He tells peers he's doing it because of a "central concern that the bill seemed over-preoccupied with driving down costs of medical supplies" at the risk of "losing sight" of the importance of the life sciences sector and ensuring access to new treatments. 

Peers asked to reject guarantees on patients' access to new medicine

Health Service Medical Supplies (Costs) Bill

House of Lords

Parliament

O'Shaughnessy
HoL

Peers are now debating MPs' amendments to the Health Medical Supplies (Costs) Bill , which aims to reform the way medicines are priced. 

Health Minister Lord O'Shaughnessy is asking peers to disagree with crossbencher Lord Warner's declaratory amendment which aims to ensure the UK life sciences sector is supported, and to ensure that patients have rapid clinical access to new clinically effective medicines approved by NICE.

He says he is not "downplaying the importance of patients' access to medical innovation" but these objectives are best secured through other means. 

Lord Campbell accuses Syria of war crimes

Private notice question

House of Lords

Parliament

Campbell
HoL

Former Lib Dem leader Lord Campbell of Pittenweem says even if the alleged chemical attacks are not deliberate they "constitute a war crime - because they result from indiscriminate bombing of civilians". 

The minister offers her agreement. 

Minister: Syria attack 'barbaric' if proven

Private notice question

House of Lords

Parliament

Clinic
Getty Images

Lib Dem foreign affairs spokesperson Baroness Northover is asking the equivalent of an urgent question on the chemical attack allegedly carried out by the Syrian regime on civilians in the town of Khan Sheikhoun.   

Foreign Office Minister Baroness Anelay of St Johns says: "We condemn the use of chemical weapons, and if proven this will show the regime's barbarism."

The UN Security Council is due to hold emergency talks later following the release of gas in Idlib province.

According to UK-based monitoring group the Syrian Observatory for Human Rights, 20 children and 52 adults were killed.

Government rules out HS2 inquiry

Oral questions

House of Lords

Parliament

HS2
PA

Lib Dem Baroness Randerson says engineering firm CH2M's withdrawal from the HS2 project is a "depressing indictment" of the way it is being carried out, but Transport Minister Lord Ahmad of Wimbledon rules out an inquiry.

CH2M's £170m contract was to develop Phase 2b, stretching from Crewe to Manchester and Birmingham to Leeds.

But the contract signing was delayed as officials were reportedly investigating concerns from rival bidder Mace over alleged conflicts of interest.

CH2M blamed the exit on "protracted delays and ongoing speculation".

Health minister acknowledges 'unprecedented' care challenge

Oral questions

House of Lords

Parliament

Nurse and patient
Getty Images

The first question is from crossbencher Lord Patel, asking the government for its assessment of the long-term sustainability of the NHS and adult social care.   

Without a long-term settlement, healthcare "will continue to suffer", he warns.
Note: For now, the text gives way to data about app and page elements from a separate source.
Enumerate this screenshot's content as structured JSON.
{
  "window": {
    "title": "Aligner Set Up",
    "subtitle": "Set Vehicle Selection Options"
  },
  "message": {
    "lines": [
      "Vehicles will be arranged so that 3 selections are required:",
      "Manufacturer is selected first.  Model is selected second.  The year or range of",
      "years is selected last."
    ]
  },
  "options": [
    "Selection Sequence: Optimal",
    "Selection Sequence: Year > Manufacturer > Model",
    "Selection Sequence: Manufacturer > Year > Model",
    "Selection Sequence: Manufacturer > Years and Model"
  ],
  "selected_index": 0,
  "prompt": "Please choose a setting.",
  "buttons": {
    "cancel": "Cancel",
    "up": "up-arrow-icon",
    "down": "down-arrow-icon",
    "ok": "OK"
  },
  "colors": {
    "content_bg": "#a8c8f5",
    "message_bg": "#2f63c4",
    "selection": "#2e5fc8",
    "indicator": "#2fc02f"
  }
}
Health Minister Lord O'Shaughnessy says they face "unprecedented" challenges and are trying to place an emphasis on integration.

Care firms  recently cancelled contracts  with 95 UK councils, saying they cannot deliver services for the amount they are being paid.

The government said English councils had received £9.25bn for social care.

Wednesday in the Lords

Coming up...

House of Lords

Parliament

Big Ben
AFP

Good afternoon. Peers start the day with questions to ministers on: 

  • sustainability of the NHS and adult social care 
  • local authority submissions for the Department of Work and Pensions Family Offer programme 
  • ensuring young people have the interpersonal skills required to succeed in the workplace 
  • proposed contractual arrangements between HS2 and CH2M.

Lib Dem foreign affairs spokesperson Baroness Northover will then ask the equivalent of an urgent question on the chemical attack allegedly carried out by the Syrian regime on civilians in the town of Khan Sheikhoun. 

Then peers will consider Commons amendments to the Health Service Medical Supplies (Costs) Bill and the Pension Schemes Bill, before completing third reading of the Digital Economy Bill.

Later, Lords will debate a Labour motion to regret the government's proposal to vary the limit on the maximum fees charged by universities.